Work to complete – Copy the complete listing that follows, letter for letter.
□ □ □ □ □ □ □
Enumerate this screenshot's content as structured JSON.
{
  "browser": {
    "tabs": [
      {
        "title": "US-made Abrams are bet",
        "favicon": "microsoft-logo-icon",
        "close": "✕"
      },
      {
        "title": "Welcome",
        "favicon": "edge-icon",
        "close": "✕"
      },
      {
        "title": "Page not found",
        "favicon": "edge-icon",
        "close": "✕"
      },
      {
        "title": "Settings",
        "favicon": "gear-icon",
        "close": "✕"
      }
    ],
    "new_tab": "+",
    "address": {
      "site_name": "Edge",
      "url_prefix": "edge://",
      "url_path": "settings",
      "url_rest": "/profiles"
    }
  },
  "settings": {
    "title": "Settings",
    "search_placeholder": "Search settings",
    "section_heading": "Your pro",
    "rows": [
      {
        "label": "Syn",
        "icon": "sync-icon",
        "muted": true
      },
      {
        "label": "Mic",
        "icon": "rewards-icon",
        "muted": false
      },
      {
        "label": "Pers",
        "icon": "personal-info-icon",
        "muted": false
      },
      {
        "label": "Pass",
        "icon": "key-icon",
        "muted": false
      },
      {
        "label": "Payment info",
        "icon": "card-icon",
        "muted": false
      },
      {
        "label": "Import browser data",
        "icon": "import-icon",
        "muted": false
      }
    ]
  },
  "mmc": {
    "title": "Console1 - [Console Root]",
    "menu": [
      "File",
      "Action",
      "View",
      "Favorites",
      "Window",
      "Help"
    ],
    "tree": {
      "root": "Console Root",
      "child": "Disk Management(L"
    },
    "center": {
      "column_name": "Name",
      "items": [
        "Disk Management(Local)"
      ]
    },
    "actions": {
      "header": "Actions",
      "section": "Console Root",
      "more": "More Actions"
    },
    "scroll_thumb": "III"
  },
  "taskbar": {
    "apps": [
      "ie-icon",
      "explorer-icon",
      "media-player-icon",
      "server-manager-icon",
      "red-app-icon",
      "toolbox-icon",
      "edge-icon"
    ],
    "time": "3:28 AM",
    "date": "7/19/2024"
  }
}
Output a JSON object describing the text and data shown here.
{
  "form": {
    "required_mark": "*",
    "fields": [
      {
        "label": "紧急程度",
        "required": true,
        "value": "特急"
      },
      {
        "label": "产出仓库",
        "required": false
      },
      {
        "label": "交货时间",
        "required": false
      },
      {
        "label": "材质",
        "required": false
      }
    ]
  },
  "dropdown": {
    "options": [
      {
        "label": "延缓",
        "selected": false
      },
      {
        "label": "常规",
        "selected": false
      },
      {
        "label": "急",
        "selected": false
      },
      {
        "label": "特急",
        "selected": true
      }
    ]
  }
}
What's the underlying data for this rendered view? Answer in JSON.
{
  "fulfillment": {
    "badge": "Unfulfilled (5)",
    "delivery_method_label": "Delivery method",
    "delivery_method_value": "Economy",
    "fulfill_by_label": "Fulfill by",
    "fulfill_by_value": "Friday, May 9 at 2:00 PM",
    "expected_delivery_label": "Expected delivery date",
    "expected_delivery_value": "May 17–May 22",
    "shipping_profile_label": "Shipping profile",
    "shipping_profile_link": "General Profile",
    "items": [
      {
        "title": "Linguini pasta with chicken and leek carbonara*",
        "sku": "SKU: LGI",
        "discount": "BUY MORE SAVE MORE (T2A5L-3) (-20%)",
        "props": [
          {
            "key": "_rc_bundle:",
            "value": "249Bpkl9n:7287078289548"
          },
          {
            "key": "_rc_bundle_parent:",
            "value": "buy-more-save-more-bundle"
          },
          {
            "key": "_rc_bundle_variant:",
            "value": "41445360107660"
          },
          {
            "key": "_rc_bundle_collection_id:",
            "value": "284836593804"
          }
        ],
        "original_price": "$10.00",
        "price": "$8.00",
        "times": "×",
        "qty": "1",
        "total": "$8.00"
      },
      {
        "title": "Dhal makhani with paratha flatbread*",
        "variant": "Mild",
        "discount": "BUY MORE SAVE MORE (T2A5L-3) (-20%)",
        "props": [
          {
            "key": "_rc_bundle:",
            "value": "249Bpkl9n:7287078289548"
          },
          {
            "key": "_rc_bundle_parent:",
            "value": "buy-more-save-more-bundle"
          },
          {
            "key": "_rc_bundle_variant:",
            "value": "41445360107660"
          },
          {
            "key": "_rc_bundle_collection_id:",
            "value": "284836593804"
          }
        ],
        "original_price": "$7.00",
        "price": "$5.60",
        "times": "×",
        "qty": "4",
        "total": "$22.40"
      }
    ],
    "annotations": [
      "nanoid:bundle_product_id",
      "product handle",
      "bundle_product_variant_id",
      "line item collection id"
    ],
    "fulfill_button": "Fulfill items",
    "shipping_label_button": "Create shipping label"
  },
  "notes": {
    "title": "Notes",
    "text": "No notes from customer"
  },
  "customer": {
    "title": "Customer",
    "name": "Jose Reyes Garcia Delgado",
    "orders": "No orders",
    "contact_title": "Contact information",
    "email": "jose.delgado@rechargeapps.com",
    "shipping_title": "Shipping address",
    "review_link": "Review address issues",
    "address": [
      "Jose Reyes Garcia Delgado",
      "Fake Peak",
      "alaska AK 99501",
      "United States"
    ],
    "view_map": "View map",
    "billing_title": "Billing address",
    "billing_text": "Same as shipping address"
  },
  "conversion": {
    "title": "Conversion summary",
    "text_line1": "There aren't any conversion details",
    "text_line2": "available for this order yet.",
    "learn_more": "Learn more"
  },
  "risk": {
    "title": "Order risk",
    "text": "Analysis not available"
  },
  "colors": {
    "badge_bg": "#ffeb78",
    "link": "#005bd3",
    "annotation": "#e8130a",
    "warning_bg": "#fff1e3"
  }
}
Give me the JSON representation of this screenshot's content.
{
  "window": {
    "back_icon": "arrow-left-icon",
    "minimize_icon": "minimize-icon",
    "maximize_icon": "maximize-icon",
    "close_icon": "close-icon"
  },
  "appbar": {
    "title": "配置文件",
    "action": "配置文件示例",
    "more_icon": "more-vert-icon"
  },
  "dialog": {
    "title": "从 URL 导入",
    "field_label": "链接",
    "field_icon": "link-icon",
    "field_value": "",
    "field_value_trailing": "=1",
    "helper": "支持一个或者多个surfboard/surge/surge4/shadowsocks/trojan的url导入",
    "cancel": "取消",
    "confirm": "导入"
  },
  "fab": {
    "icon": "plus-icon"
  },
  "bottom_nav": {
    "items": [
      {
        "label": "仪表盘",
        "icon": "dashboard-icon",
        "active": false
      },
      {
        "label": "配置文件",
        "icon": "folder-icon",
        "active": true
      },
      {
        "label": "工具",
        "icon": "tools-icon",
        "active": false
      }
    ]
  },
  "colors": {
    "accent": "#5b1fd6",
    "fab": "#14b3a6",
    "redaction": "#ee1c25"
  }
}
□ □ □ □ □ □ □
Your solution –
Enumerate this screenshot's content as structured JSON.
{
  "browser": {
    "tabs": [
      {
        "title": "US-made Abrams are bet",
        "favicon": "microsoft-logo-icon",
        "close": "✕"
      },
      {
        "title": "Welcome",
        "favicon": "edge-icon",
        "close": "✕"
      },
      {
        "title": "Page not found",
        "favicon": "edge-icon",
        "close": "✕"
      },
      {
        "title": "Settings",
        "favicon": "gear-icon",
        "close": "✕"
      }
    ],
    "new_tab": "+",
    "address": {
      "site_name": "Edge",
      "url_prefix": "edge://",
      "url_path": "settings",
      "url_rest": "/profiles"
    }
  },
  "settings": {
    "title": "Settings",
    "search_placeholder": "Search settings",
    "section_heading": "Your pro",
    "rows": [
      {
        "label": "Syn",
        "icon": "sync-icon",
        "muted": true
      },
      {
        "label": "Mic",
        "icon": "rewards-icon",
        "muted": false
      },
      {
        "label": "Pers",
        "icon": "personal-info-icon",
        "muted": false
      },
      {
        "label": "Pass",
        "icon": "key-icon",
        "muted": false
      },
      {
        "label": "Payment info",
        "icon": "card-icon",
        "muted": false
      },
      {
        "label": "Import browser data",
        "icon": "import-icon",
        "muted": false
      }
    ]
  },
  "mmc": {
    "title": "Console1 - [Console Root]",
    "menu": [
      "File",
      "Action",
      "View",
      "Favorites",
      "Window",
      "Help"
    ],
    "tree": {
      "root": "Console Root",
      "child": "Disk Management(L"
    },
    "center": {
      "column_name": "Name",
      "items": [
        "Disk Management(Local)"
      ]
    },
    "actions": {
      "header": "Actions",
      "section": "Console Root",
      "more": "More Actions"
    },
    "scroll_thumb": "III"
  },
  "taskbar": {
    "apps": [
      "ie-icon",
      "explorer-icon",
      "media-player-icon",
      "server-manager-icon",
      "red-app-icon",
      "toolbox-icon",
      "edge-icon"
    ],
    "time": "3:28 AM",
    "date": "7/19/2024"
  }
}
Output a JSON object describing the text and data shown here.
{
  "form": {
    "required_mark": "*",
    "fields": [
      {
        "label": "紧急程度",
        "required": true,
        "value": "特急"
      },
      {
        "label": "产出仓库",
        "required": false
      },
      {
        "label": "交货时间",
        "required": false
      },
      {
        "label": "材质",
        "required": false
      }
    ]
  },
  "dropdown": {
    "options": [
      {
        "label": "延缓",
        "selected": false
      },
      {
        "label": "常规",
        "selected": false
      },
      {
        "label": "急",
        "selected": false
      },
      {
        "label": "特急",
        "selected": true
      }
    ]
  }
}
What's the underlying data for this rendered view? Answer in JSON.
{
  "fulfillment": {
    "badge": "Unfulfilled (5)",
    "delivery_method_label": "Delivery method",
    "delivery_method_value": "Economy",
    "fulfill_by_label": "Fulfill by",
    "fulfill_by_value": "Friday, May 9 at 2:00 PM",
    "expected_delivery_label": "Expected delivery date",
    "expected_delivery_value": "May 17–May 22",
    "shipping_profile_label": "Shipping profile",
    "shipping_profile_link": "General Profile",
    "items": [
      {
        "title": "Linguini pasta with chicken and leek carbonara*",
        "sku": "SKU: LGI",
        "discount": "BUY MORE SAVE MORE (T2A5L-3) (-20%)",
        "props": [
          {
            "key": "_rc_bundle:",
            "value": "249Bpkl9n:7287078289548"
          },
          {
            "key": "_rc_bundle_parent:",
            "value": "buy-more-save-more-bundle"
          },
          {
            "key": "_rc_bundle_variant:",
            "value": "41445360107660"
          },
          {
            "key": "_rc_bundle_collection_id:",
            "value": "284836593804"
          }
        ],
        "original_price": "$10.00",
        "price": "$8.00",
        "times": "×",
        "qty": "1",
        "total": "$8.00"
      },
      {
        "title": "Dhal makhani with paratha flatbread*",
        "variant": "Mild",
        "discount": "BUY MORE SAVE MORE (T2A5L-3) (-20%)",
        "props": [
          {
            "key": "_rc_bundle:",
            "value": "249Bpkl9n:7287078289548"
          },
          {
            "key": "_rc_bundle_parent:",
            "value": "buy-more-save-more-bundle"
          },
          {
            "key": "_rc_bundle_variant:",
            "value": "41445360107660"
          },
          {
            "key": "_rc_bundle_collection_id:",
            "value": "284836593804"
          }
        ],
        "original_price": "$7.00",
        "price": "$5.60",
        "times": "×",
        "qty": "4",
        "total": "$22.40"
      }
    ],
    "annotations": [
      "nanoid:bundle_product_id",
      "product handle",
      "bundle_product_variant_id",
      "line item collection id"
    ],
    "fulfill_button": "Fulfill items",
    "shipping_label_button": "Create shipping label"
  },
  "notes": {
    "title": "Notes",
    "text": "No notes from customer"
  },
  "customer": {
    "title": "Customer",
    "name": "Jose Reyes Garcia Delgado",
    "orders": "No orders",
    "contact_title": "Contact information",
    "email": "jose.delgado@rechargeapps.com",
    "shipping_title": "Shipping address",
    "review_link": "Review address issues",
    "address": [
      "Jose Reyes Garcia Delgado",
      "Fake Peak",
      "alaska AK 99501",
      "United States"
    ],
    "view_map": "View map",
    "billing_title": "Billing address",
    "billing_text": "Same as shipping address"
  },
  "conversion": {
    "title": "Conversion summary",
    "text_line1": "There aren't any conversion details",
    "text_line2": "available for this order yet.",
    "learn_more": "Learn more"
  },
  "risk": {
    "title": "Order risk",
    "text": "Analysis not available"
  },
  "colors": {
    "badge_bg": "#ffeb78",
    "link": "#005bd3",
    "annotation": "#e8130a",
    "warning_bg": "#fff1e3"
  }
}
Give me the JSON representation of this screenshot's content.
{
  "window": {
    "back_icon": "arrow-left-icon",
    "minimize_icon": "minimize-icon",
    "maximize_icon": "maximize-icon",
    "close_icon": "close-icon"
  },
  "appbar": {
    "title": "配置文件",
    "action": "配置文件示例",
    "more_icon": "more-vert-icon"
  },
  "dialog": {
    "title": "从 URL 导入",
    "field_label": "链接",
    "field_icon": "link-icon",
    "field_value": "",
    "field_value_trailing": "=1",
    "helper": "支持一个或者多个surfboard/surge/surge4/shadowsocks/trojan的url导入",
    "cancel": "取消",
    "confirm": "导入"
  },
  "fab": {
    "icon": "plus-icon"
  },
  "bottom_nav": {
    "items": [
      {
        "label": "仪表盘",
        "icon": "dashboard-icon",
        "active": false
      },
      {
        "label": "配置文件",
        "icon": "folder-icon",
        "active": true
      },
      {
        "label": "工具",
        "icon": "tools-icon",
        "active": false
      }
    ]
  },
  "colors": {
    "accent": "#5b1fd6",
    "fab": "#14b3a6",
    "redaction": "#ee1c25"
  }
}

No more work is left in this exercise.